Andre Cowling, who just finished his first year as principal of Harvard Elementary, one of the poorest-performing schools in Chicago, said the South Side’s eighth-grade celebrations are like “Easter Sunday on steroids.”
In a speech last Sunday at a Chicago church, Barack Obama took on the pomp and purpose of these ceremonies. “Now hold on a second — this is just eighth grade,” he said. “So, let’s not go over the top. Let’s not have a huge party. Let’s just give them a handshake.” He continued: “You’re supposed to graduate from eighth grade.”
Mr. Obama was wading into a simmering debate about eighth-grade ceremonies and their attendant hoopla. Do they inspire at-risk students to remain in high school and beyond? Or do they imply finality?

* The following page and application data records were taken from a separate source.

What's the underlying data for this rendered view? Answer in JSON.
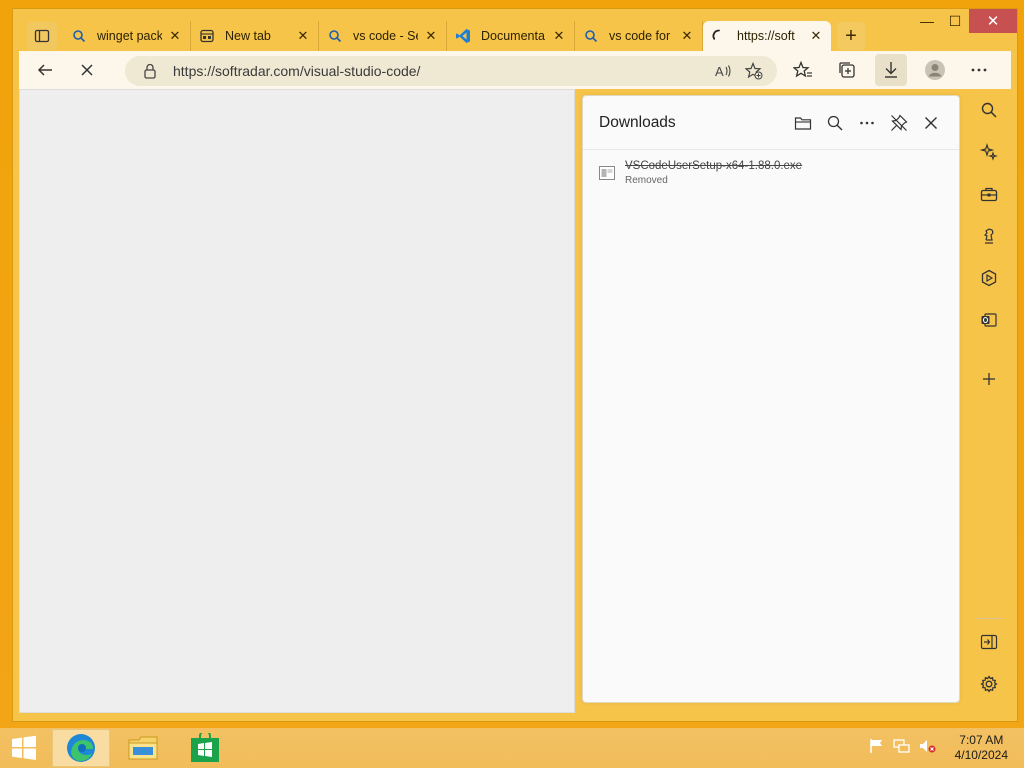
{
  "window": {
    "caption": {
      "minimize": "—",
      "maximize": "☐",
      "close": "✕"
    }
  },
  "tabs": [
    {
      "title": "winget pack",
      "icon": "search-icon",
      "close": "✕"
    },
    {
      "title": "New tab",
      "icon": "newtab-icon",
      "close": "✕"
    },
    {
      "title": "vs code - Se",
      "icon": "search-icon",
      "close": "✕"
    },
    {
      "title": "Documenta",
      "icon": "vscode-icon",
      "close": "✕"
    },
    {
      "title": "vs code for",
      "icon": "search-icon",
      "close": "✕"
    },
    {
      "title": "https://soft",
      "icon": "loading-icon",
      "close": "✕",
      "active": true
    }
  ],
  "new_tab_label": "+",
  "address_bar": {
    "url": "https://softradar.com/visual-studio-code/"
  },
  "downloads": {
    "title": "Downloads",
    "items": [
      {
        "filename": "VSCodeUserSetup-x64-1.88.0.exe",
        "status": "Removed"
      }
    ]
  },
  "clock": {
    "time": "7:07 AM",
    "date": "4/10/2024"
  },
  "colors": {
    "desktop": "#f0a30a",
    "chrome": "#f7c44a",
    "toolbar": "#fcf7ea"
  }
}
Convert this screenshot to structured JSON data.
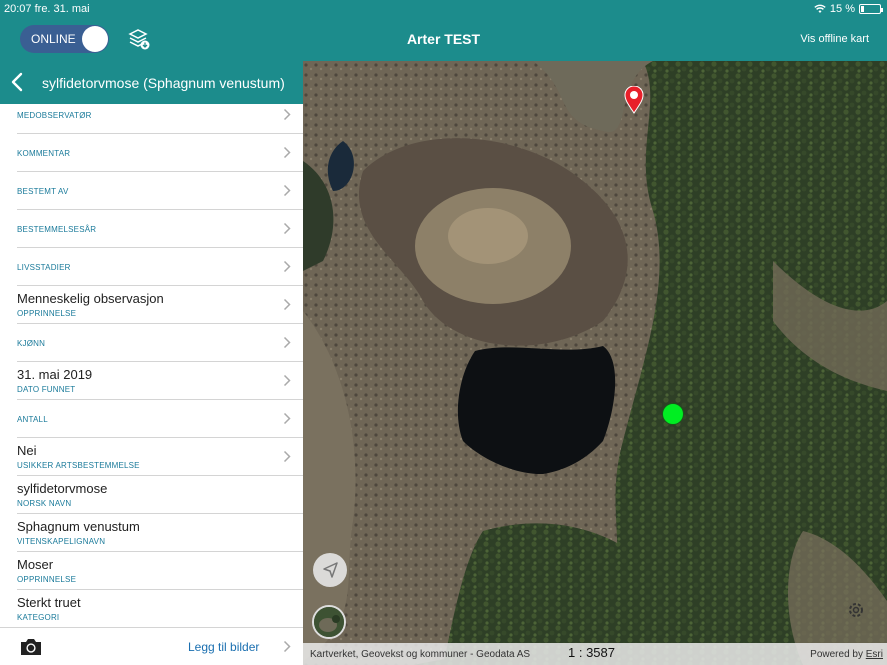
{
  "status": {
    "time": "20:07",
    "date": "fre. 31. mai",
    "battery": "15 %",
    "battery_level": 0.15
  },
  "appbar": {
    "online_label": "ONLINE",
    "title": "Arter TEST",
    "offline_link": "Vis offline kart"
  },
  "panel": {
    "title": "sylfidetorvmose (Sphagnum venustum)",
    "rows": [
      {
        "main": "",
        "sub": "MEDOBSERVATØR",
        "chevron": true
      },
      {
        "main": "",
        "sub": "KOMMENTAR",
        "chevron": true
      },
      {
        "main": "",
        "sub": "BESTEMT AV",
        "chevron": true
      },
      {
        "main": "",
        "sub": "BESTEMMELSESÅR",
        "chevron": true
      },
      {
        "main": "",
        "sub": "LIVSSTADIER",
        "chevron": true
      },
      {
        "main": "Menneskelig observasjon",
        "sub": "OPPRINNELSE",
        "chevron": true
      },
      {
        "main": "",
        "sub": "KJØNN",
        "chevron": true
      },
      {
        "main": "31. mai 2019",
        "sub": "DATO FUNNET",
        "chevron": true
      },
      {
        "main": "",
        "sub": "ANTALL",
        "chevron": true
      },
      {
        "main": "Nei",
        "sub": "USIKKER ARTSBESTEMMELSE",
        "chevron": true
      },
      {
        "main": "sylfidetorvmose",
        "sub": "NORSK NAVN",
        "chevron": false
      },
      {
        "main": "Sphagnum venustum",
        "sub": "VITENSKAPELIGNAVN",
        "chevron": false
      },
      {
        "main": "Moser",
        "sub": "OPPRINNELSE",
        "chevron": false
      },
      {
        "main": "Sterkt truet",
        "sub": "KATEGORI",
        "chevron": false
      }
    ],
    "footer": {
      "add_images": "Legg til bilder"
    }
  },
  "map": {
    "attribution": "Kartverket, Geovekst og kommuner - Geodata AS",
    "scale": "1 : 3587",
    "powered_by": "Powered by",
    "powered_by_brand": "Esri"
  },
  "colors": {
    "teal": "#1c8c8c",
    "toggle": "#3a5f93",
    "link": "#1a6fb0",
    "sublabel": "#1a7a9a",
    "marker_green": "#00ee22",
    "pin_red": "#e8202a"
  }
}
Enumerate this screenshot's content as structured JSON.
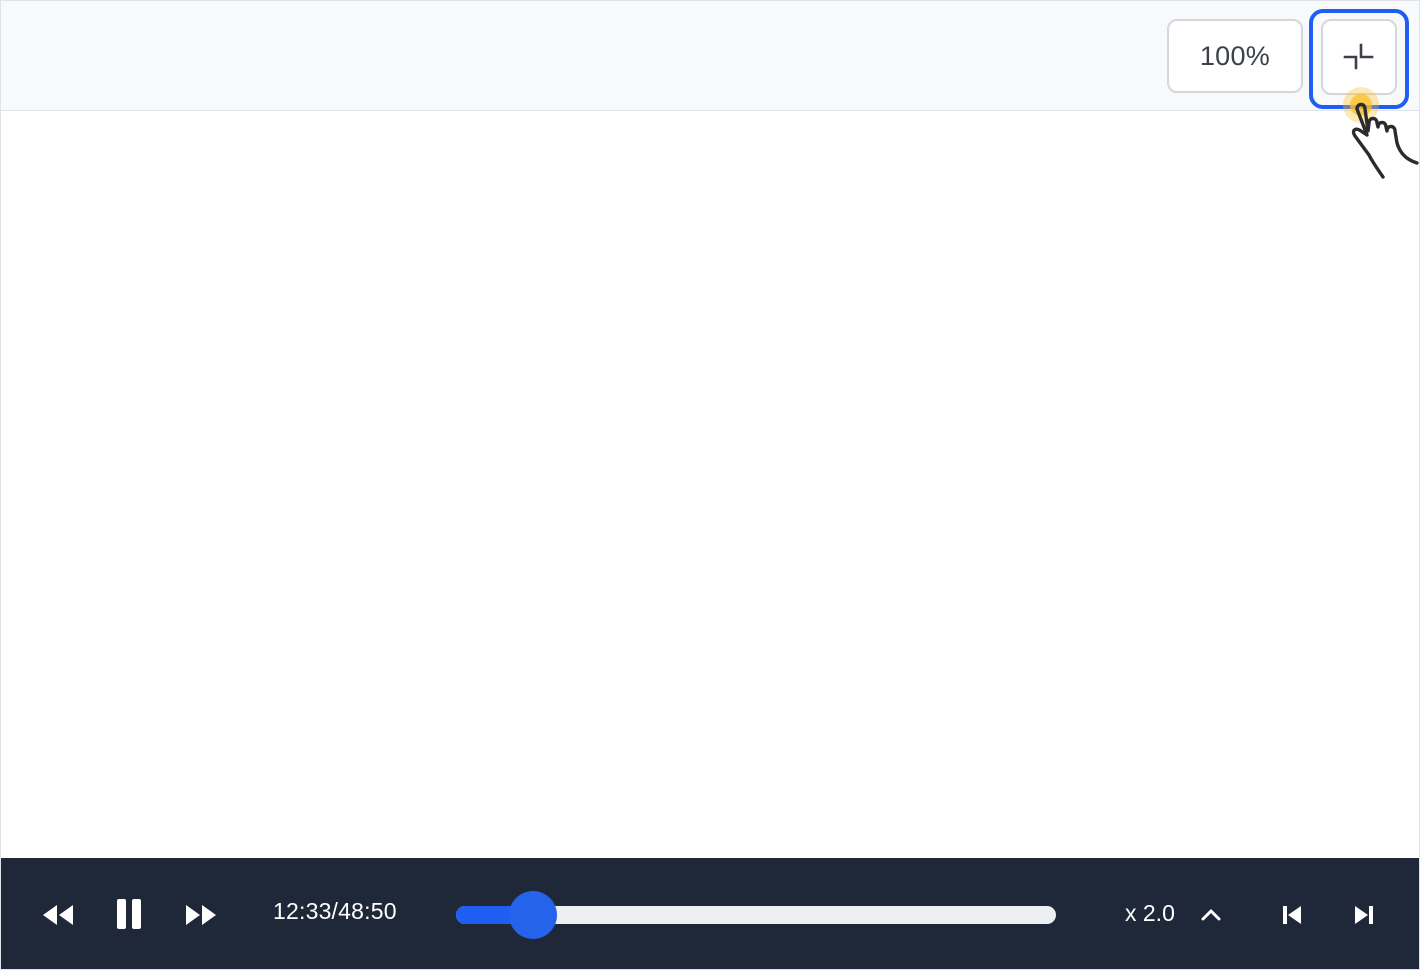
{
  "toolbar": {
    "zoom_label": "100%",
    "exit_fullscreen_icon": "exit-fullscreen-icon",
    "cursor_icon": "hand-pointer-icon"
  },
  "player": {
    "rewind_icon": "rewind-icon",
    "pause_icon": "pause-icon",
    "forward_icon": "fast-forward-icon",
    "time_display": "12:33/48:50",
    "progress_fraction": 0.128,
    "speed_label": "x 2.0",
    "speed_menu_icon": "chevron-up-icon",
    "prev_icon": "skip-previous-icon",
    "next_icon": "skip-next-icon"
  },
  "colors": {
    "accent": "#1e5ef3",
    "control_bar": "#1f2839",
    "track": "#eeeff2",
    "toolbar_bg": "#f8f9fb",
    "cursor_highlight": "#fbbf24"
  }
}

While some educators are grateful that notice is still being paid to academic achievement, others deride the festivities as overpraising what should be routine accomplishment. Some principals, school superintendents and legislators are trying to scale back the grandeur. But stepping between parents and ever-escalating celebrations of their children’s achievements can be dicey, at best.